Business Central Development Techie stuff

Developing with MS Business Central

Sometimes like to share what I’m doing work-wise, which are usually handy or helpful snippets (often around WordPress and Woocommerce), or moaning about a Java issue or badly documented framework.

As part of a big project we are moving from an Java based ERP system called Sterling (IBM), to Microsoft Business Central, which used to be called Navision back in the day.

To do anything other than the “out of the box with config” we can right extensions – which are developed using its own development language called AL (Application language?). I’m told it’s Pascal-based, and it’s certainly NOT Object Orientated, so it’s quite a change from the Java code I’ve been writing and supporting for MANY years.

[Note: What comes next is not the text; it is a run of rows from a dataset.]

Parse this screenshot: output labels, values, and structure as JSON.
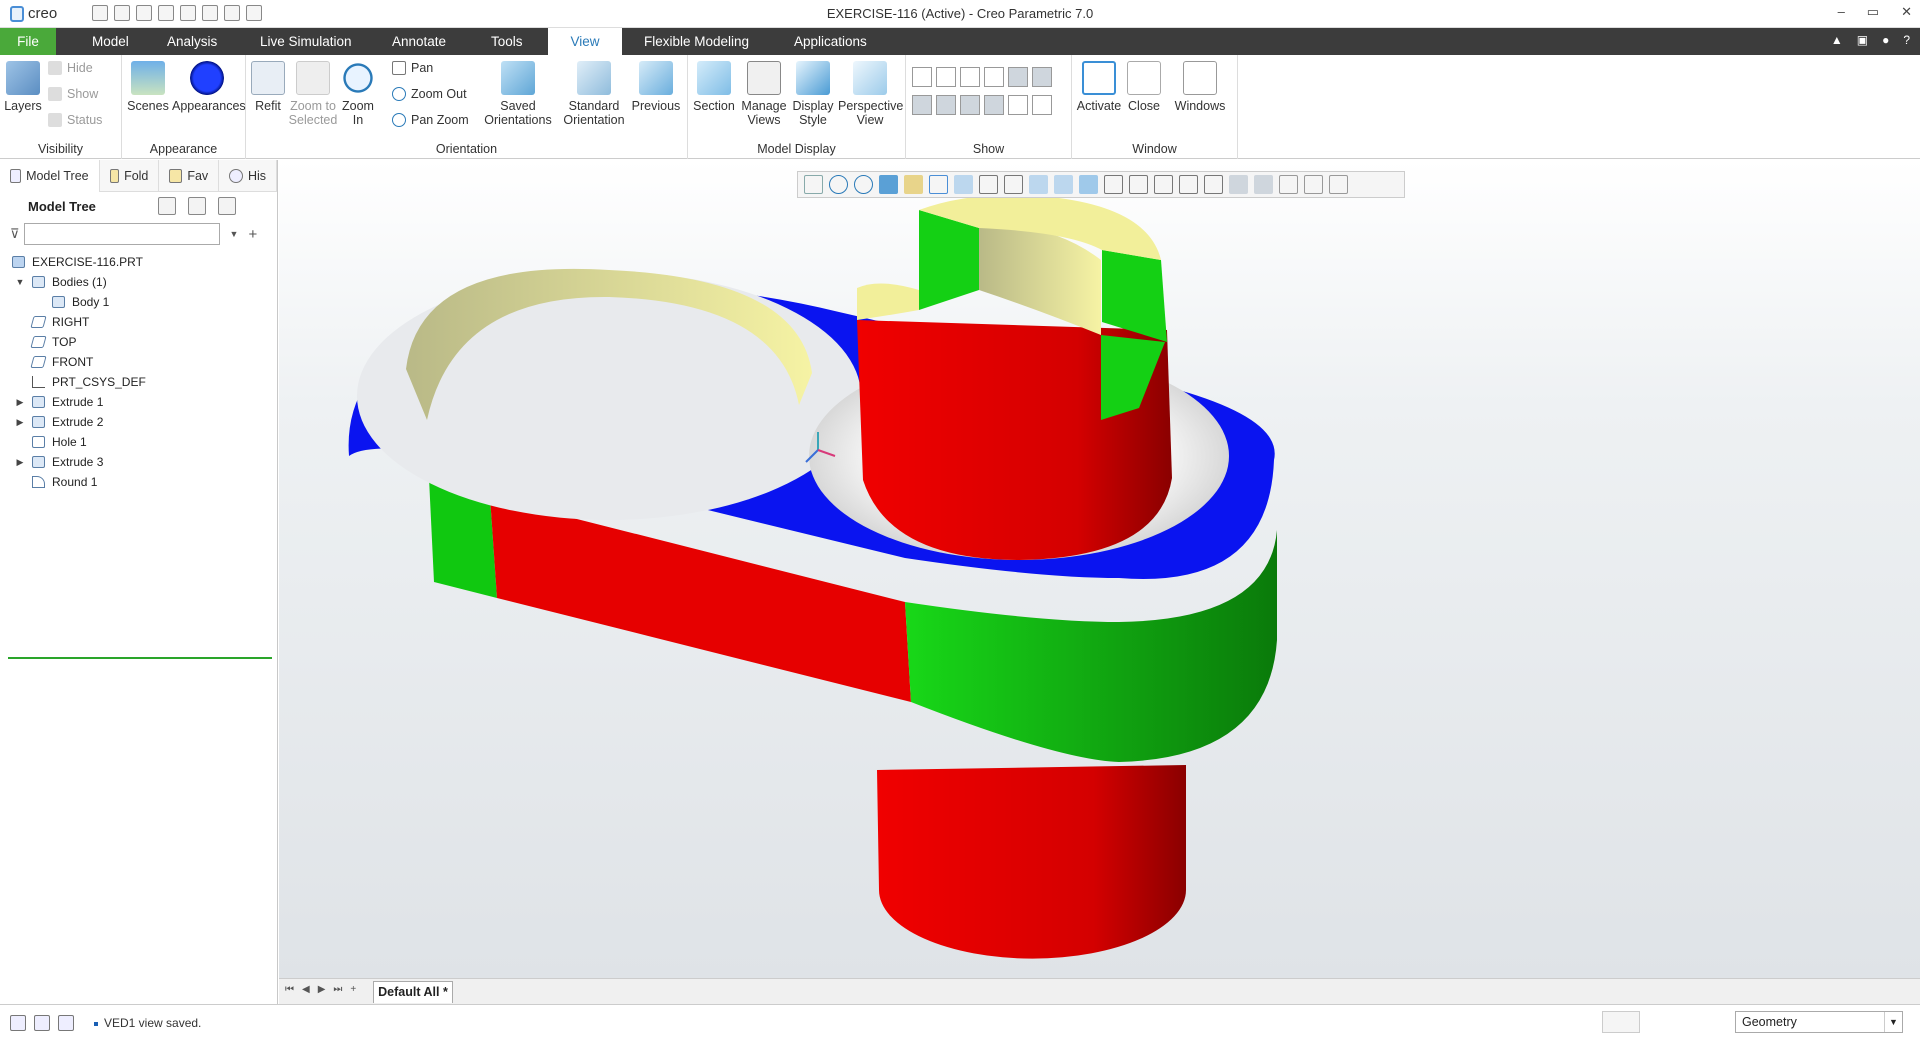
{
  "app": {
    "logo_text": "creo",
    "window_title": "EXERCISE-116 (Active) - Creo Parametric 7.0",
    "window_buttons": [
      "–",
      "▭",
      "✕"
    ]
  },
  "ribbon_tabs": [
    {
      "label": "File"
    },
    {
      "label": "Model"
    },
    {
      "label": "Analysis"
    },
    {
      "label": "Live Simulation"
    },
    {
      "label": "Annotate"
    },
    {
      "label": "Tools"
    },
    {
      "label": "View",
      "active": true
    },
    {
      "label": "Flexible Modeling"
    },
    {
      "label": "Applications"
    }
  ],
  "tab_right_icons": [
    "▲",
    "▣",
    "●",
    "?"
  ],
  "ribbon": {
    "visibility": {
      "group_label": "Visibility",
      "layers": "Layers",
      "hide": "Hide",
      "show": "Show",
      "status": "Status"
    },
    "appearance": {
      "group_label": "Appearance",
      "scenes": "Scenes",
      "appearances": "Appearances"
    },
    "orientation": {
      "group_label": "Orientation",
      "refit": "Refit",
      "zoom_to_selected_1": "Zoom to",
      "zoom_to_selected_2": "Selected",
      "zoom_in_1": "Zoom",
      "zoom_in_2": "In",
      "pan": "Pan",
      "zoom_out": "Zoom Out",
      "pan_zoom": "Pan Zoom",
      "saved_orientations_1": "Saved",
      "saved_orientations_2": "Orientations",
      "standard_orientation_1": "Standard",
      "standard_orientation_2": "Orientation",
      "previous": "Previous"
    },
    "model_display": {
      "group_label": "Model Display",
      "section": "Section",
      "manage_views_1": "Manage",
      "manage_views_2": "Views",
      "display_style_1": "Display",
      "display_style_2": "Style",
      "perspective_view_1": "Perspective",
      "perspective_view_2": "View"
    },
    "show": {
      "group_label": "Show"
    },
    "window": {
      "group_label": "Window",
      "activate": "Activate",
      "close": "Close",
      "windows": "Windows"
    }
  },
  "navigator": {
    "tabs": [
      {
        "label": "Model Tree"
      },
      {
        "label": "Fold"
      },
      {
        "label": "Fav"
      },
      {
        "label": "His"
      }
    ],
    "tree_title": "Model Tree",
    "filter_placeholder": "",
    "items": [
      {
        "label": "EXERCISE-116.PRT",
        "indent": 0,
        "expander": ""
      },
      {
        "label": "Bodies (1)",
        "indent": 1,
        "expander": "▼"
      },
      {
        "label": "Body 1",
        "indent": 2,
        "expander": ""
      },
      {
        "label": "RIGHT",
        "indent": 1,
        "expander": ""
      },
      {
        "label": "TOP",
        "indent": 1,
        "expander": ""
      },
      {
        "label": "FRONT",
        "indent": 1,
        "expander": ""
      },
      {
        "label": "PRT_CSYS_DEF",
        "indent": 1,
        "expander": ""
      },
      {
        "label": "Extrude 1",
        "indent": 1,
        "expander": "▶"
      },
      {
        "label": "Extrude 2",
        "indent": 1,
        "expander": "▶"
      },
      {
        "label": "Hole 1",
        "indent": 1,
        "expander": ""
      },
      {
        "label": "Extrude 3",
        "indent": 1,
        "expander": "▶"
      },
      {
        "label": "Round 1",
        "indent": 1,
        "expander": ""
      }
    ]
  },
  "bottom_tabs": {
    "sheet": "Default All *"
  },
  "status": {
    "message": "VED1 view saved.",
    "selection_filter": "Geometry"
  },
  "colors": {
    "file_tab": "#4aa93a",
    "ribbon_bar": "#3c3c3c",
    "active_tab_text": "#2a7ab8",
    "model_blue": "#0a14f0",
    "model_green": "#16d016",
    "model_red": "#e00000",
    "model_yellow": "#f2ef9a"
  }
}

It’s very much back to ‘cut-n-paste’ for re-usability (that’s probably being unfair, but it feels that way). Gone are words like polymorphism – which is probably a good thing!

Where it is powerful is if you need an ERP system with a strong fully featured finance system that you can build upon, then it’s got you covered. It also provides a simple system to create ‘tables’ (you model tables and screens and ‘codeunits’ (which are where you put central code), but it creates the actual database tables for you – in fact, you really should NOT create tables outside of the tool. You may add indexes externally, but you usually create the primary key and main indexes using code.

For the UI, it trades a standard look and feel and some nice built-in functionality for sorting/searching/downloading to excel, for flexibility and fine control. Through code you add ‘fields’, and can group the fields, but you leave how it’s displayed to the framework. There are a few named styles you can apply, but you cannot tweak any more than that – you can’t set colours or mess with the layout much (apart from the order things appear). That is also a strength though – users familiar with a few screens will take to news ones immediately, as they look and work the same.

The coding is very ‘data driven’. You cannot really do anything until you design a table or two. You can use basic wizards in the MS Visual Code tool to then generate a screen (or a page as they are called) from that table. Then maybe add a CodeUnit if you have a lot of custom business logic to apply. Speaking of development, you pretty much are locked into using the MS Visual Code Tool to do anything. You download the AL extensions to it, get a docker image with Business Central and a cut-down database on it, and hook the two up. You cannot run AL code without it running inside a running Business Central instance – so it’s best to have a running docker image with everything good to go. The IDE through a push of F5/F6 builds and deploys your extension into Business Central, and you can then find your screen or run from a menu option to test.

That’s what you have to realise – BC development is all about ‘extensions’ – extending existing tables and/or screens, or adding in your own, but they don’t ever run stand-alone.

Here’s an example of building a docker image running Business Central. You will need some kind of license to run it – I can’t help with that. It’s version 16. Run (probably best as admin) a PowerShell window:

> docker pull

Then copy and paste below into a .ps1 powershell script and call it to do the install:

$accept_eula = $true
$accept_outdated = $true
$licenseFile = "C:\Users\xxxx xxxx\license\7271602.flf"
$containerName = 'D365BC16NavUser'
$artifactUrl = Get-BcArtifactUrl -type onprem -country gb -version 16 -select latest
$login = "admin"
$password = "xxxxx"
$securepassword = (ConvertTo-SecureString -String $password -AsPlainText -Force)
$credential = New-Object System.Management.Automation.PSCredential($login, $securepassword) New-BCContainer -accept_eula:$accept_eula -containerName $containerName -artifactUrl $artifactUrl -licenseFile $licenseFile
-auth NavUserPassword -credential $credential
-accept_outdated:$accept_outdated -enableTaskScheduler:$false
-isolation hyperv `

Anyway – at some point I may share any tips where I’ve found a solution I couldn’t find good documentation for. In fact that’s another thing – Business Central’s developer documentation looks initially good, but has hardly any examples and you soon realise there’s very little else help out there. I think Microsoft wants you to use their dev partners not learn and do it yourself! I’ve been playing with Power Automate to ‘workflow’ Business Central, which is harder because we use ‘on-premises BC not the cloud offering.

By Krispy Brown

Developer (Java / PHP / MS Business Central AL).
Beer brewer and drinker.
DIY Punk promoter.